▶ _Try it_:
Count the lines below that carry the word "label". Answer with that number alone.
Segment Start: The input
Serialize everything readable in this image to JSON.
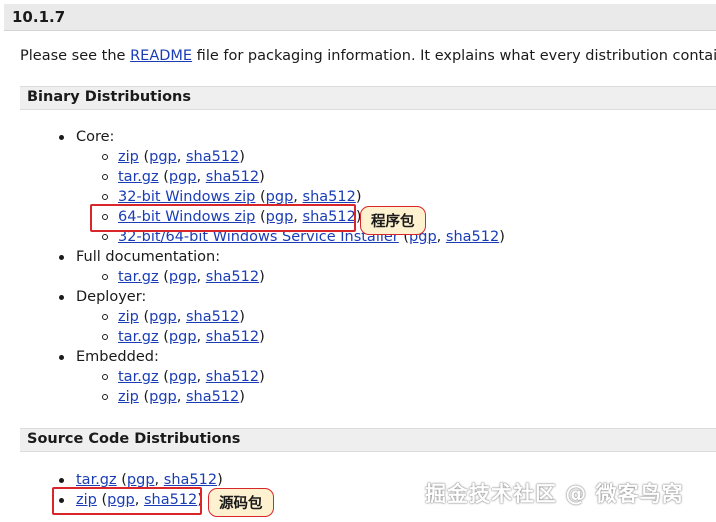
{
  "version_title": "10.1.7",
  "intro": {
    "before": "Please see the ",
    "link": "README",
    "after": " file for packaging information. It explains what every distribution contains."
  },
  "binary_section_title": "Binary Distributions",
  "source_section_title": "Source Code Distributions",
  "core": {
    "label": "Core:",
    "items": [
      {
        "name": "zip",
        "pgp": "pgp",
        "sha": "sha512"
      },
      {
        "name": "tar.gz",
        "pgp": "pgp",
        "sha": "sha512"
      },
      {
        "name": "32-bit Windows zip",
        "pgp": "pgp",
        "sha": "sha512"
      },
      {
        "name": "64-bit Windows zip",
        "pgp": "pgp",
        "sha": "sha512"
      },
      {
        "name": "32-bit/64-bit Windows Service Installer",
        "pgp": "pgp",
        "sha": "sha512"
      }
    ]
  },
  "full_docs": {
    "label": "Full documentation:",
    "items": [
      {
        "name": "tar.gz",
        "pgp": "pgp",
        "sha": "sha512"
      }
    ]
  },
  "deployer": {
    "label": "Deployer:",
    "items": [
      {
        "name": "zip",
        "pgp": "pgp",
        "sha": "sha512"
      },
      {
        "name": "tar.gz",
        "pgp": "pgp",
        "sha": "sha512"
      }
    ]
  },
  "embedded": {
    "label": "Embedded:",
    "items": [
      {
        "name": "tar.gz",
        "pgp": "pgp",
        "sha": "sha512"
      },
      {
        "name": "zip",
        "pgp": "pgp",
        "sha": "sha512"
      }
    ]
  },
  "source": {
    "items": [
      {
        "name": "tar.gz",
        "pgp": "pgp",
        "sha": "sha512"
      },
      {
        "name": "zip",
        "pgp": "pgp",
        "sha": "sha512"
      }
    ]
  },
  "callouts": {
    "binary": "程序包",
    "source": "源码包"
  },
  "watermark": "掘金技术社区 @ 微客鸟窝",
  "colors": {
    "link": "#1a3db6",
    "highlight": "#d9262a",
    "callout_bg": "#fdf1d0"
  }
}
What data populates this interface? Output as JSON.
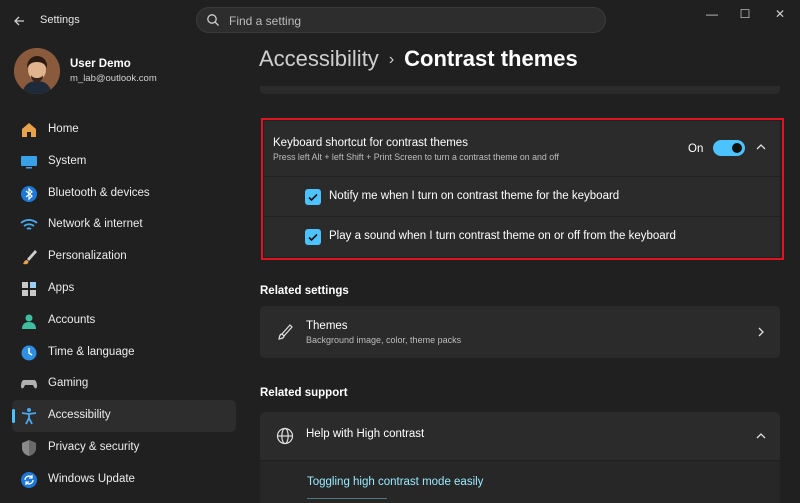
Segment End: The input
▶ _Response to the exercise_:
4